Dr. Anthony S. Fauci has been the director of the National Institute of Allergy and Infectious Diseases (NIAID) since 1984. He has served as an advisor to 6 presidents, and the current pandemic is not his first. However, Fauci has received a lot of criticism over his delivery of COVID-19 information to the American public. Some people believe he is tempering his advice in order to maintain his position and continue to spread the truth about the virus. Others engage in conspiracy theories claiming he gives misinformation about treatments in order to make way for a vaccine in which he is invested. As Fauci flip-flops on mask-wearing, treatments, and the possibility of a vaccine, Americans are concerned about whether or not he has their best interests at heart.
One of the biggest sources of frustration for those who have not contracted COVID-19 is trying to find consistent information about the illness and how it spreads. Dr. Fauci originally stated that masks were not effective protection against the virus, and only medical professionals should wear them. Now, he clearly recommends them to all people who cannot socially distance. What changed? According to Fauci, he didn’t want medical professionals to run out of masks due to mask hoarding by the public. While his motives are understood, this decision decreased confidence in all information coming from the White House Coronavirus Task Force.
President Trump and Dr. Fauci have also butted heads about treatments such as hydroxychloroquine, an immunosuppressant often used to treat Lupus. In a controversial op-ed, Trump advisor Peter Navarro said that Dr. Fauci claimed lack of evidence that the drug could effectively treat COVID-19 despite being shown evidence. In May, President Trump announced that he had been taking hydroxychloroquine prophylactically after possible exposure to the virus by staff. At the end of July, Representative Louie Gohmert tested positive and said he would also take the drug. Multiple physicians have provided anecdotal evidence that the drug works. For many, it will take too long to get the scientific proof needed to save their lives.
Conspiracy theories attempt to link Bill Gates, vaccine company Moderna, George Soros, and even Jeffery Epstein to Dr. Fauci. In July, Dr. Fauci said he is “not particularly concerned” about the safety of the vaccine even though it uses mRNA technology that has never been used before. Those who believe the conspiracy theories find this to be indicative of his financial interests in the vaccine’s development despite a lack of evidence.
Looking for Blame During the Pandemic
It is clear that the COVID-19 pandemic is not going to disappear, as the President had originally hoped, and people are frustrated.
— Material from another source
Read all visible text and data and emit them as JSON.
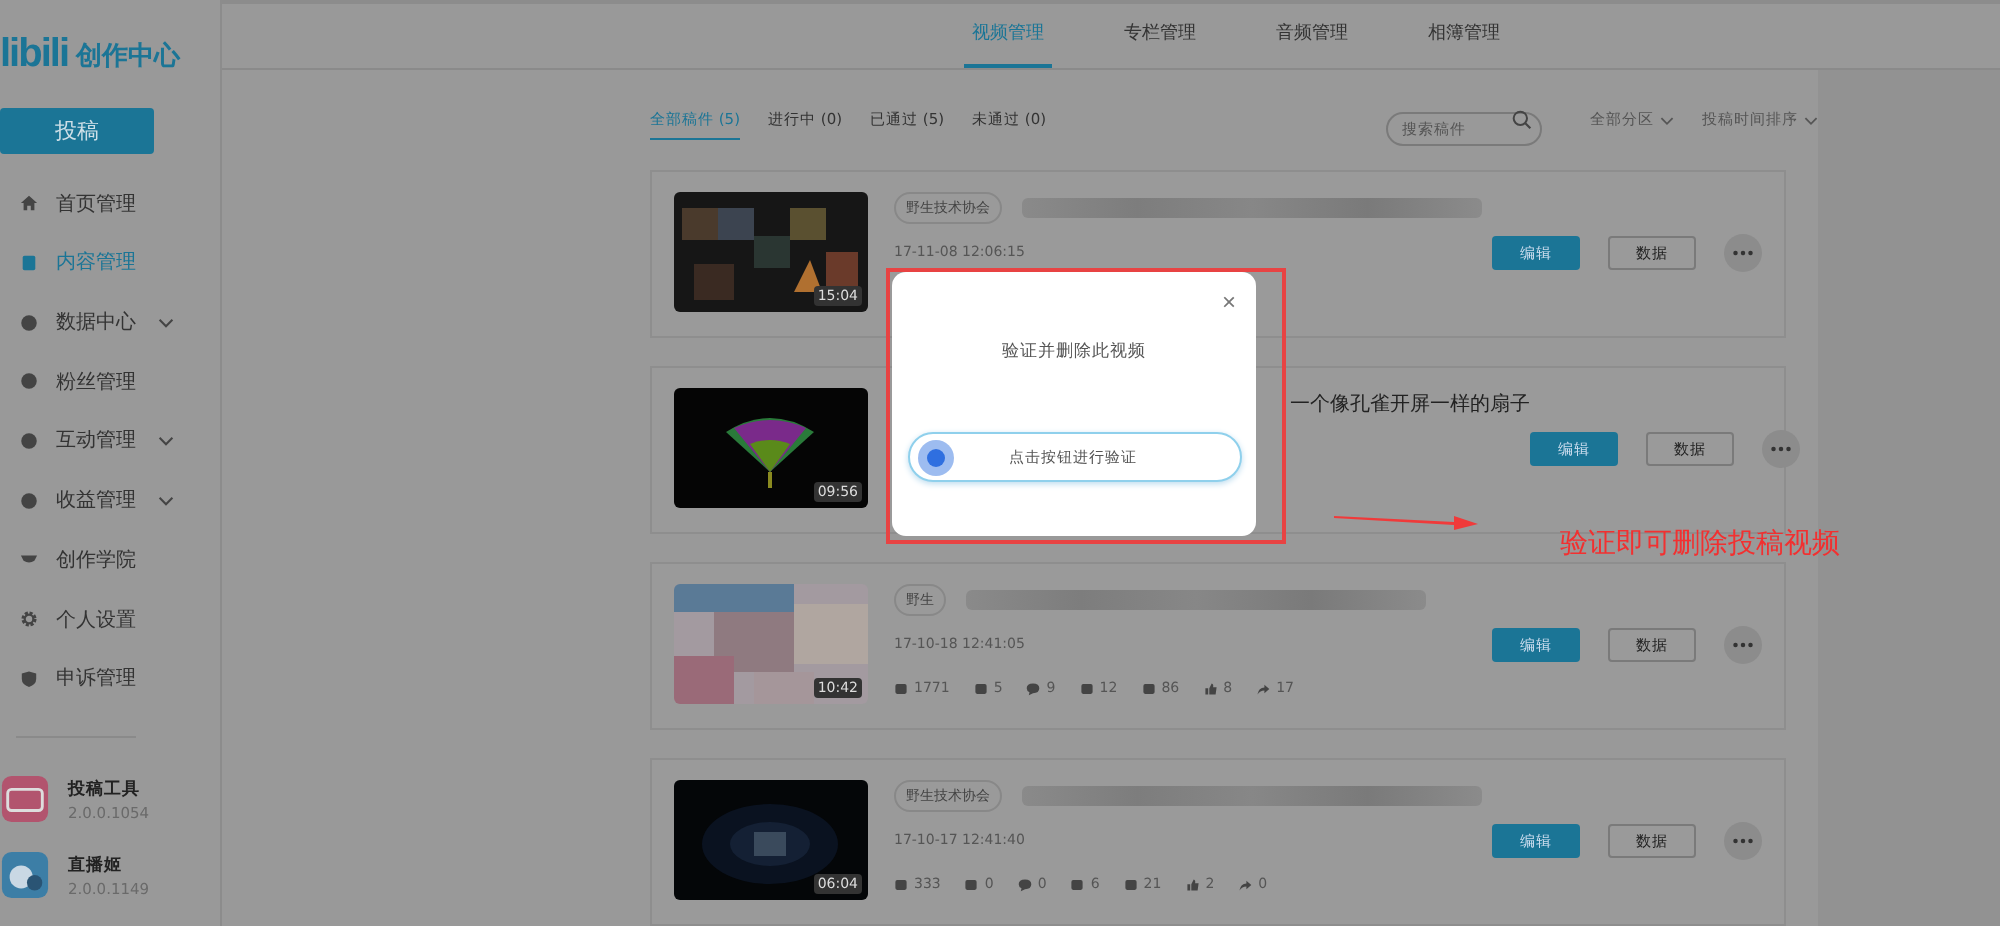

As the nation suffers the deaths of about 1,000 people per day, the public wants someone to blame. Dr. Fauci has made mistakes.